SUPPLIED MATERIAL: Begin

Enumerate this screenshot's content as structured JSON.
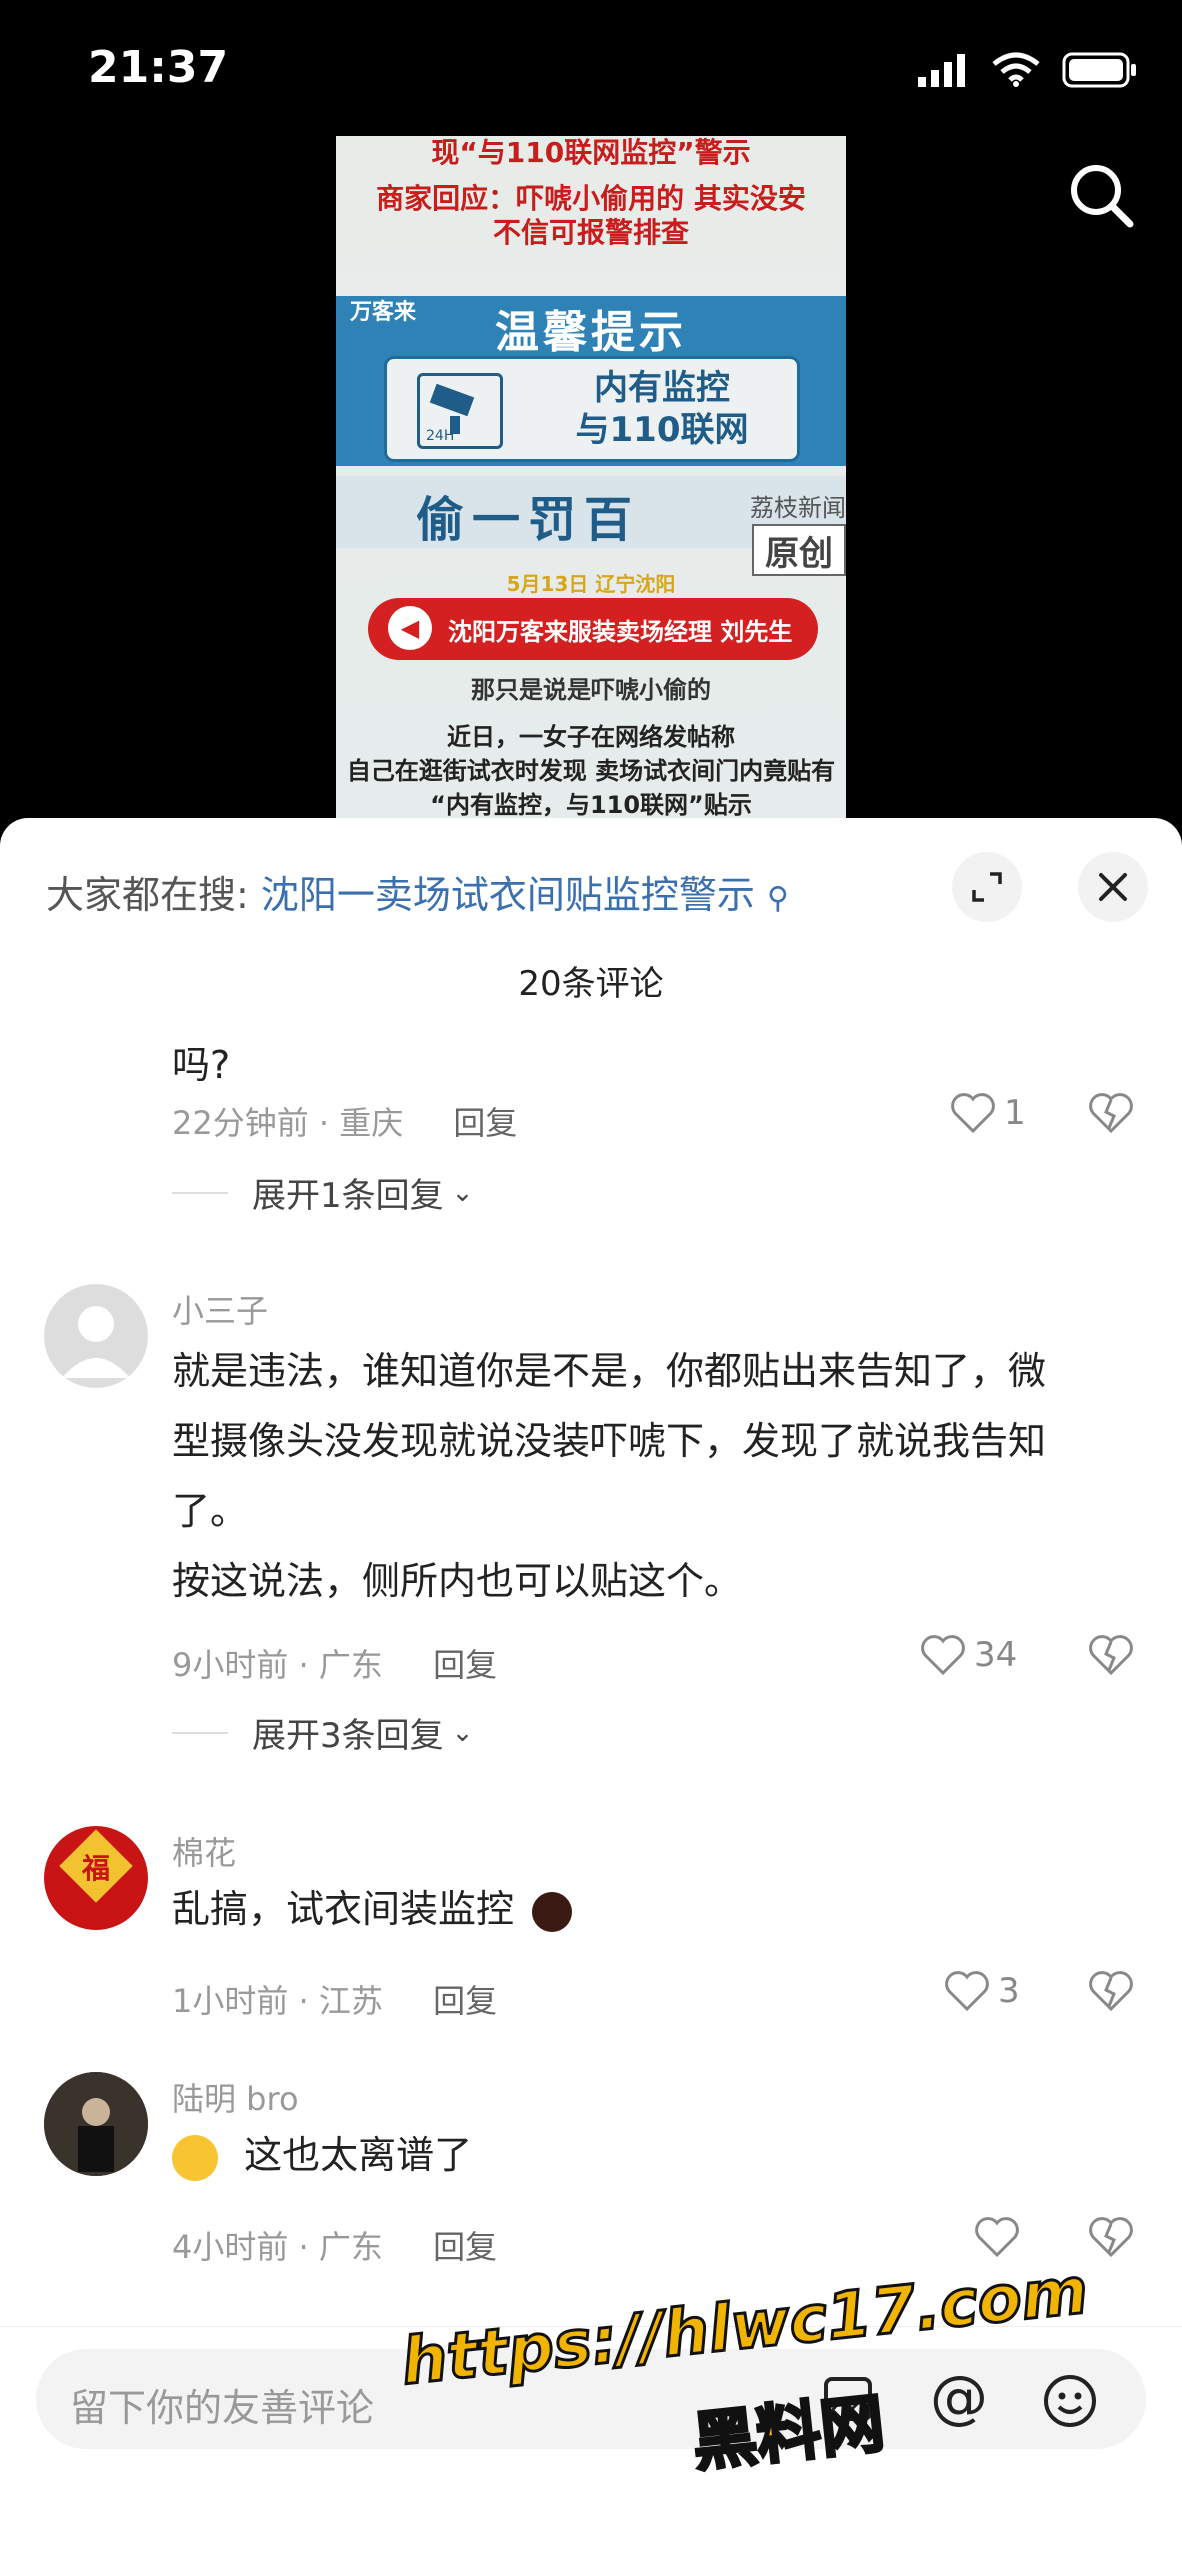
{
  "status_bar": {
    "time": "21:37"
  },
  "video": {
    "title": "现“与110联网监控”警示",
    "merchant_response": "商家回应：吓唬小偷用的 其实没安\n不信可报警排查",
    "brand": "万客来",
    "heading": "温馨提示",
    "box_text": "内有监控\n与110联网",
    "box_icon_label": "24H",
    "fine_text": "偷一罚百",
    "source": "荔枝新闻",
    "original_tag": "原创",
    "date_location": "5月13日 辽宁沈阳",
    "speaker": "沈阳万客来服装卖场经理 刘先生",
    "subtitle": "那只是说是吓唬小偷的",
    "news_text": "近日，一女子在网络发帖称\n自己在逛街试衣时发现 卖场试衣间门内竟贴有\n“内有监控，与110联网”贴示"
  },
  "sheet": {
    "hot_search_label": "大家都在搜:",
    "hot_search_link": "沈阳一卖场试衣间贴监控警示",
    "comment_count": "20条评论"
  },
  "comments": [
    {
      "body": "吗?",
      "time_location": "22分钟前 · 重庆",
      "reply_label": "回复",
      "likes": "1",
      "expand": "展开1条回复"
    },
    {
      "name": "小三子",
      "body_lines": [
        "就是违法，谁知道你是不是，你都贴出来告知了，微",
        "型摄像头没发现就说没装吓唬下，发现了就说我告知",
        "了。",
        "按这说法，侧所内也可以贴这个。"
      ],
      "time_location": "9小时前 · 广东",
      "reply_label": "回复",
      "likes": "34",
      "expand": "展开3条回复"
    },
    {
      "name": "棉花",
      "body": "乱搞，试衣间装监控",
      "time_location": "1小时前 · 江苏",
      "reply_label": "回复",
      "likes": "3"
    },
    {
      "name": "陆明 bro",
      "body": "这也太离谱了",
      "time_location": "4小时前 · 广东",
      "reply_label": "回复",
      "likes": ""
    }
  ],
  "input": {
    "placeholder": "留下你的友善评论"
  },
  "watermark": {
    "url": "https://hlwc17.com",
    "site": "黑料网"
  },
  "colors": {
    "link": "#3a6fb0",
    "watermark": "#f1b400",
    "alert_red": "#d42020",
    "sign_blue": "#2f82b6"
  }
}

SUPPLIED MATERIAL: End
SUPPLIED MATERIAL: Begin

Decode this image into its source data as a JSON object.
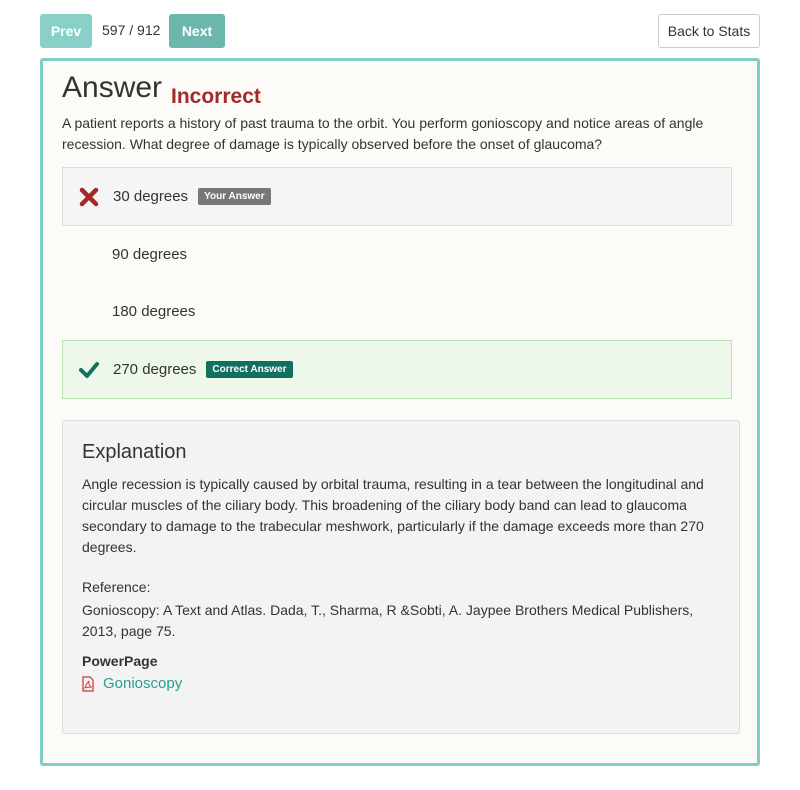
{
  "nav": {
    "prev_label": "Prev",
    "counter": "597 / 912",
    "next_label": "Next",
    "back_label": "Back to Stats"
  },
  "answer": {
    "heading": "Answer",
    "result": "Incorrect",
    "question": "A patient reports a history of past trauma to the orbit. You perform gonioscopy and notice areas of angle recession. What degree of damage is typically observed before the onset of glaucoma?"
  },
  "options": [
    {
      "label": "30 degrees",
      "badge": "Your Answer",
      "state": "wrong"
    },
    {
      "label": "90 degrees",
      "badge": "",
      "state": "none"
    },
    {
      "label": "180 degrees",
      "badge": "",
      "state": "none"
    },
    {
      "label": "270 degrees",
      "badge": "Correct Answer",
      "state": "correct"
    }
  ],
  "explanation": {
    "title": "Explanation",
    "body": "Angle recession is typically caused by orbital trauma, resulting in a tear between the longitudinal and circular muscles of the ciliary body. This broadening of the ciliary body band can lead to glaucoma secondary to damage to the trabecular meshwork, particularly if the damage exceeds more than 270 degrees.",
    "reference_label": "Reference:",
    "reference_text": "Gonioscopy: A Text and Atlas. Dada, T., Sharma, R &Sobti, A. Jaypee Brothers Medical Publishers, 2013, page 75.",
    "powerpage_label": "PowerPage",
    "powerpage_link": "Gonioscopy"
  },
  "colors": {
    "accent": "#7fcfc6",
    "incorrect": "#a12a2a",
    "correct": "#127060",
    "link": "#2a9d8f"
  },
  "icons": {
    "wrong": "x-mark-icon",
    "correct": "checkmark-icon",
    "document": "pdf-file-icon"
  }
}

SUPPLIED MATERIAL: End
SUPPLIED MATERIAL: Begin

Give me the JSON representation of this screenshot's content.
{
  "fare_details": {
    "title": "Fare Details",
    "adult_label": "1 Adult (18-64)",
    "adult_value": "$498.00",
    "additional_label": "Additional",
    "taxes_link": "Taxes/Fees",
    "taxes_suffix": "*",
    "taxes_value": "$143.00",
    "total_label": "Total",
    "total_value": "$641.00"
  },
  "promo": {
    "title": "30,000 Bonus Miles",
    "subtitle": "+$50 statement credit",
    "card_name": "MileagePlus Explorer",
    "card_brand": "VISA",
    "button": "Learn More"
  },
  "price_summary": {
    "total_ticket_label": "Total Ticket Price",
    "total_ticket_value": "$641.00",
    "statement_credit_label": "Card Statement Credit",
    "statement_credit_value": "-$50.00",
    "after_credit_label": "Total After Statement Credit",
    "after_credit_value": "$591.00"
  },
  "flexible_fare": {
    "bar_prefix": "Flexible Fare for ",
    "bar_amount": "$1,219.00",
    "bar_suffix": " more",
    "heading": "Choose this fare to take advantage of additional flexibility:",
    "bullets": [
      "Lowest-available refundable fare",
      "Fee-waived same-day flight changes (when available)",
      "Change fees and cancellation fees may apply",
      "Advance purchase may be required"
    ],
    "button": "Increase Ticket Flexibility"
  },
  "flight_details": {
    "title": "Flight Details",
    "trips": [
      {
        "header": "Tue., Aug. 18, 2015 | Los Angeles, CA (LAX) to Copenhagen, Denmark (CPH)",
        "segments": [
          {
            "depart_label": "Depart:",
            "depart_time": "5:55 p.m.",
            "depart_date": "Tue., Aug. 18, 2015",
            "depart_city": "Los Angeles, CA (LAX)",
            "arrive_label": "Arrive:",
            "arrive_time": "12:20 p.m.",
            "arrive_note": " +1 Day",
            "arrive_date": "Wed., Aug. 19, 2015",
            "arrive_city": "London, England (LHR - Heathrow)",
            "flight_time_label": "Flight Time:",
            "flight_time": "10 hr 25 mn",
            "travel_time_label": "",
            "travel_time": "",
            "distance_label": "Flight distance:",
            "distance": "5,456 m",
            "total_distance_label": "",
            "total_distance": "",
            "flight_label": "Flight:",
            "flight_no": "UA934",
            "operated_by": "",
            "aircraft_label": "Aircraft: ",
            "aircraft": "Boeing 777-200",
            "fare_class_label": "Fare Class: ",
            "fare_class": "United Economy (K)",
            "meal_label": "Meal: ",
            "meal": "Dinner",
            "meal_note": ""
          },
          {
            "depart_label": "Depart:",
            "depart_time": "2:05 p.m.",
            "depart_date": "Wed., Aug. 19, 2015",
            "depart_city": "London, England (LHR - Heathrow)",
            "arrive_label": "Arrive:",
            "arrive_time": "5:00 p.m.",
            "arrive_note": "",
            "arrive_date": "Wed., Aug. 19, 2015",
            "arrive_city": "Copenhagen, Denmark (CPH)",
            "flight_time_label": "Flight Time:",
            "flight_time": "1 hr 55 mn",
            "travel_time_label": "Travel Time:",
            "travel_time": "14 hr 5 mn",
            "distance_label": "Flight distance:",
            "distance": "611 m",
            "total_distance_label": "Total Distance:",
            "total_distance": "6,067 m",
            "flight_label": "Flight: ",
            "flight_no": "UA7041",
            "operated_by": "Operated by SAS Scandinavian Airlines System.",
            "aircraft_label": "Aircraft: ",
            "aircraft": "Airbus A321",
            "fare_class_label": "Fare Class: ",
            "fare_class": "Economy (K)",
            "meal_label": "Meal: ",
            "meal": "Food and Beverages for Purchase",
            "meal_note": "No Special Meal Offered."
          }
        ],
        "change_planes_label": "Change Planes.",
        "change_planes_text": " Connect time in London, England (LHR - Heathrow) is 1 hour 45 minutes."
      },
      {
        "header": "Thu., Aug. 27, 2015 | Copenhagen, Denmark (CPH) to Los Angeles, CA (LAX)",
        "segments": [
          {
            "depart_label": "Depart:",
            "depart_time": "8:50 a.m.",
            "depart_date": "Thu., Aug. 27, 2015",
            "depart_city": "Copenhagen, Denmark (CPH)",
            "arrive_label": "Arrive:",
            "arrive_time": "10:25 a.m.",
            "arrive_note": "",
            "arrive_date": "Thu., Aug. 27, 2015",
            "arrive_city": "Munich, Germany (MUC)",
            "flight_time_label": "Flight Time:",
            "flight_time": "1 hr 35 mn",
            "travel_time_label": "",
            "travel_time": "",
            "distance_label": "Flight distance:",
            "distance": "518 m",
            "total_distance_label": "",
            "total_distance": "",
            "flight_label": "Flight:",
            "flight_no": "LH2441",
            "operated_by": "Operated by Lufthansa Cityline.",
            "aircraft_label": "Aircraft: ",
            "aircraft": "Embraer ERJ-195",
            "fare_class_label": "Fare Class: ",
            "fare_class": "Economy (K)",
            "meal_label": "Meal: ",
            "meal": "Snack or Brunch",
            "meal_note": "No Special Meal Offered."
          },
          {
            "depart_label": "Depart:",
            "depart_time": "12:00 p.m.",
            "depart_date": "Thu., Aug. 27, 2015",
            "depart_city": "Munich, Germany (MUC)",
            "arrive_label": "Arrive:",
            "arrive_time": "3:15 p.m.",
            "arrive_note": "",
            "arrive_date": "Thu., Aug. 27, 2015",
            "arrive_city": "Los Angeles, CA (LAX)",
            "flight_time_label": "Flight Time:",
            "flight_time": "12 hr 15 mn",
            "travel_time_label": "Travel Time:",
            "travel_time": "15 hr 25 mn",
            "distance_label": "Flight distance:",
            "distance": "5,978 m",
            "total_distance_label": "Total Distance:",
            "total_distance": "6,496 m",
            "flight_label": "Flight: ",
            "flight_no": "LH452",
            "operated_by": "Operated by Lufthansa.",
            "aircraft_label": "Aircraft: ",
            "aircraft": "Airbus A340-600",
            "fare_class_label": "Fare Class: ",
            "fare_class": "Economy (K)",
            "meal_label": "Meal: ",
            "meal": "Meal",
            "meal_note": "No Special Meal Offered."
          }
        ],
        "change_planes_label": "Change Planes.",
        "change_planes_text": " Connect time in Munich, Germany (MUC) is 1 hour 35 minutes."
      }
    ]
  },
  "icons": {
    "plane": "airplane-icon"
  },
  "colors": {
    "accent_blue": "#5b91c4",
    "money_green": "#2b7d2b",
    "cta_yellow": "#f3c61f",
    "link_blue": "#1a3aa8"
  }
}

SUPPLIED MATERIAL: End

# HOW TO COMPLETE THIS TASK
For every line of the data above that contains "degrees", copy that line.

# TASK RESULT
      "label": "30 degrees",
      "label": "90 degrees",
      "label": "180 degrees",
      "label": "270 degrees",
    "body": "Angle recession is typically caused by orbital trauma, resulting in a tear between the longitudinal and circular muscles of the ciliary body. This broadening of the ciliary body band can lead to glaucoma secondary to damage to the trabecular meshwork, particularly if the damage exceeds more than 270 degrees.",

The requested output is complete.